══ Entries shown ══

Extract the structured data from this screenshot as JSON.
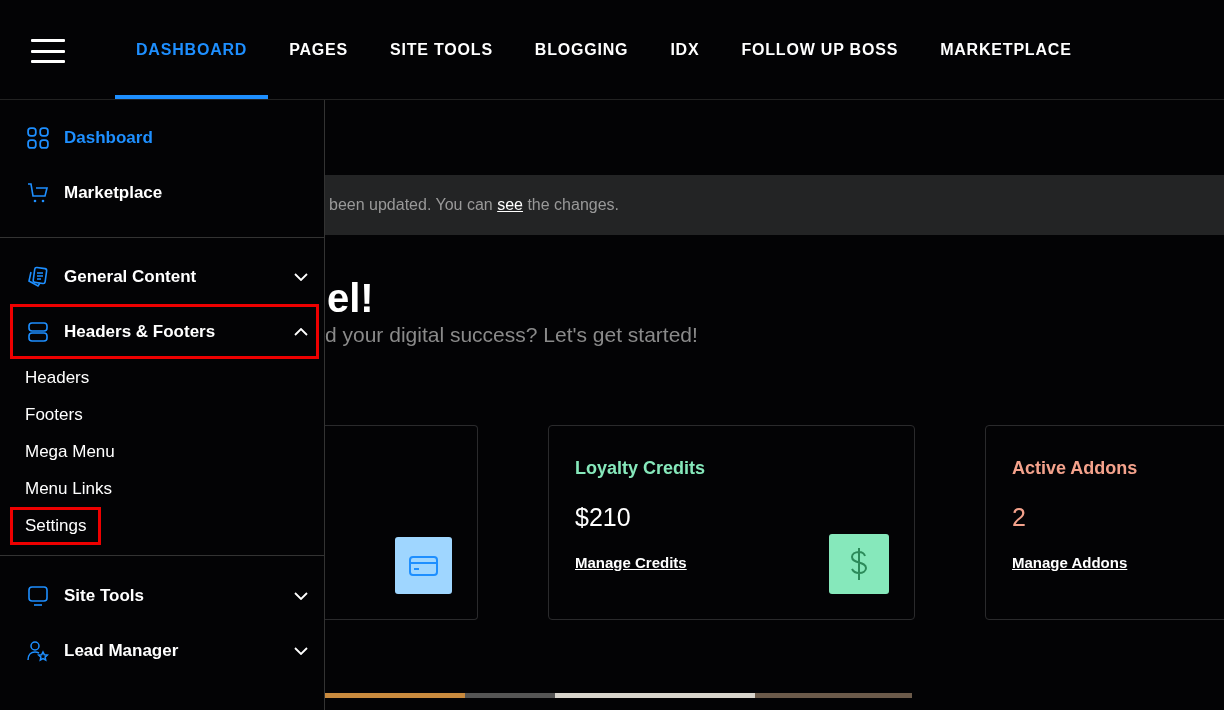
{
  "top_nav": {
    "tabs": [
      {
        "label": "DASHBOARD",
        "selected": true
      },
      {
        "label": "PAGES",
        "selected": false
      },
      {
        "label": "SITE TOOLS",
        "selected": false
      },
      {
        "label": "BLOGGING",
        "selected": false
      },
      {
        "label": "IDX",
        "selected": false
      },
      {
        "label": "FOLLOW UP BOSS",
        "selected": false
      },
      {
        "label": "MARKETPLACE",
        "selected": false
      }
    ]
  },
  "sidebar": {
    "sections": [
      {
        "items": [
          {
            "label": "Dashboard",
            "kind": "link",
            "selected": true
          },
          {
            "label": "Marketplace",
            "kind": "link",
            "selected": false
          }
        ]
      },
      {
        "items": [
          {
            "label": "General Content",
            "kind": "group",
            "selected": false,
            "expanded": false,
            "highlighted": false
          },
          {
            "label": "Headers & Footers",
            "kind": "group",
            "selected": false,
            "expanded": true,
            "highlighted": true,
            "children": [
              {
                "label": "Headers",
                "highlighted": false
              },
              {
                "label": "Footers",
                "highlighted": false
              },
              {
                "label": "Mega Menu",
                "highlighted": false
              },
              {
                "label": "Menu Links",
                "highlighted": false
              },
              {
                "label": "Settings",
                "highlighted": true
              }
            ]
          }
        ]
      },
      {
        "items": [
          {
            "label": "Site Tools",
            "kind": "group",
            "selected": false,
            "expanded": false,
            "highlighted": false
          },
          {
            "label": "Lead Manager",
            "kind": "group",
            "selected": false,
            "expanded": false,
            "highlighted": false
          }
        ]
      }
    ]
  },
  "notice": {
    "before": "been updated. You can",
    "link": "see",
    "after": "the changes."
  },
  "heading": "el!",
  "subtitle": "d your digital success? Let's get started!",
  "cards": [
    {
      "color": "#9fd6ff"
    },
    {
      "title": "Loyalty Credits",
      "value": "$210",
      "link": "Manage Credits",
      "color": "#86e8bb"
    },
    {
      "title": "Active Addons",
      "value": "2",
      "link": "Manage Addons",
      "color": "#f4a28c"
    }
  ]
}
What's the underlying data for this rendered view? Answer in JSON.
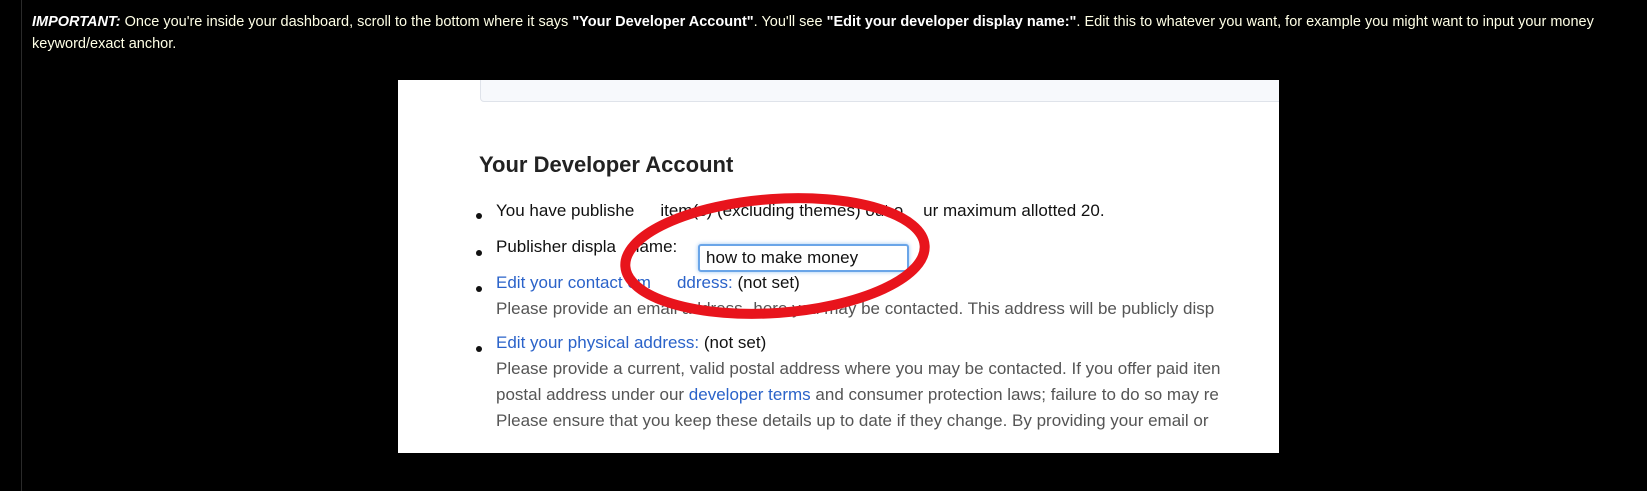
{
  "instructions": {
    "important_label": "IMPORTANT:",
    "text_1": " Once you're inside your dashboard, scroll to the bottom where it says ",
    "bold_1": "\"Your Developer Account\"",
    "text_2": ". You'll see ",
    "bold_2": "\"Edit your developer display name:\"",
    "text_3": ". Edit this to whatever you want, for example you might want to input your money keyword/exact anchor."
  },
  "screenshot": {
    "heading": "Your Developer Account",
    "item_published": {
      "before": "You have publishe",
      "after": "item(s) (excluding themes) out o",
      "end": "ur maximum allotted 20."
    },
    "item_display_name": {
      "label_a": "Publisher displa",
      "label_b": "name:",
      "input_value": "how to make money"
    },
    "item_contact": {
      "link_a": "Edit your contact em",
      "link_b": "ddress:",
      "status": "(not set)",
      "desc_a": "Please provide an email address ",
      "desc_b": "here you may be contacted. This address will be publicly disp"
    },
    "item_physical": {
      "link": "Edit your physical address:",
      "status": "(not set)",
      "desc_1": "Please provide a current, valid postal address where you may be contacted. If you offer paid iten",
      "desc_2_a": "postal address under our ",
      "desc_2_link": "developer terms",
      "desc_2_b": " and consumer protection laws; failure to do so may re",
      "desc_3": "Please ensure that you keep these details up to date if they change. By providing your email or"
    },
    "highlight_color": "#e8141c",
    "link_color": "#2a62c9"
  }
}
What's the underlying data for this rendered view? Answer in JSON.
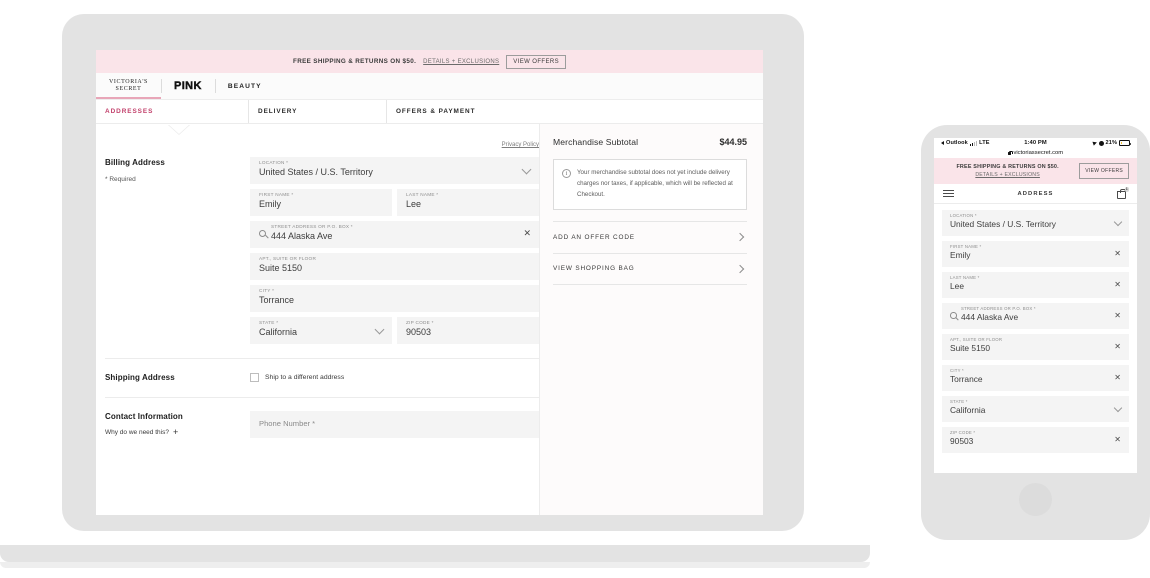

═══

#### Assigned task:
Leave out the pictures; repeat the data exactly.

#### Completed exercise:
Extract the structured data from this screenshot as JSON.
{
  "top_nav": {
    "tabs": [
      {
        "label": "DASHBOARD",
        "selected": true
      },
      {
        "label": "PAGES",
        "selected": false
      },
      {
        "label": "SITE TOOLS",
        "selected": false
      },
      {
        "label": "BLOGGING",
        "selected": false
      },
      {
        "label": "IDX",
        "selected": false
      },
      {
        "label": "FOLLOW UP BOSS",
        "selected": false
      },
      {
        "label": "MARKETPLACE",
        "selected": false
      }
    ]
  },
  "sidebar": {
    "sections": [
      {
        "items": [
          {
            "label": "Dashboard",
            "kind": "link",
            "selected": true
          },
          {
            "label": "Marketplace",
            "kind": "link",
            "selected": false
          }
        ]
      },
      {
        "items": [
          {
            "label": "General Content",
            "kind": "group",
            "selected": false,
            "expanded": false,
            "highlighted": false
          },
          {
            "label": "Headers & Footers",
            "kind": "group",
            "selected": false,
            "expanded": true,
            "highlighted": true,
            "children": [
              {
                "label": "Headers",
                "highlighted": false
              },
              {
                "label": "Footers",
                "highlighted": false
              },
              {
                "label": "Mega Menu",
                "highlighted": false
              },
              {
                "label": "Menu Links",
                "highlighted": false
              },
              {
                "label": "Settings",
                "highlighted": true
              }
            ]
          }
        ]
      },
      {
        "items": [
          {
            "label": "Site Tools",
            "kind": "group",
            "selected": false,
            "expanded": false,
            "highlighted": false
          },
          {
            "label": "Lead Manager",
            "kind": "group",
            "selected": false,
            "expanded": false,
            "highlighted": false
          }
        ]
      }
    ]
  },
  "notice": {
    "before": "been updated. You can",
    "link": "see",
    "after": "the changes."
  },
  "heading": "el!",
  "subtitle": "d your digital success? Let's get started!",
  "cards": [
    {
      "color": "#9fd6ff"
    },
    {
      "title": "Loyalty Credits",
      "value": "$210",
      "link": "Manage Credits",
      "color": "#86e8bb"
    },
    {
      "title": "Active Addons",
      "value": "2",
      "link": "Manage Addons",
      "color": "#f4a28c"
    }
  ]
}
What's the underlying data for this rendered view? Answer in JSON.
{
  "instructions": {
    "important_label": "IMPORTANT:",
    "text_1": " Once you're inside your dashboard, scroll to the bottom where it says ",
    "bold_1": "\"Your Developer Account\"",
    "text_2": ". You'll see ",
    "bold_2": "\"Edit your developer display name:\"",
    "text_3": ". Edit this to whatever you want, for example you might want to input your money keyword/exact anchor."
  },
  "screenshot": {
    "heading": "Your Developer Account",
    "item_published": {
      "before": "You have publishe",
      "after": "item(s) (excluding themes) out o",
      "end": "ur maximum allotted 20."
    },
    "item_display_name": {
      "label_a": "Publisher displa",
      "label_b": "name:",
      "input_value": "how to make money"
    },
    "item_contact": {
      "link_a": "Edit your contact em",
      "link_b": "ddress:",
      "status": "(not set)",
      "desc_a": "Please provide an email address ",
      "desc_b": "here you may be contacted. This address will be publicly disp"
    },
    "item_physical": {
      "link": "Edit your physical address:",
      "status": "(not set)",
      "desc_1": "Please provide a current, valid postal address where you may be contacted. If you offer paid iten",
      "desc_2_a": "postal address under our ",
      "desc_2_link": "developer terms",
      "desc_2_b": " and consumer protection laws; failure to do so may re",
      "desc_3": "Please ensure that you keep these details up to date if they change. By providing your email or"
    },
    "highlight_color": "#e8141c",
    "link_color": "#2a62c9"
  }
}
What's the underlying data for this rendered view? Answer in JSON.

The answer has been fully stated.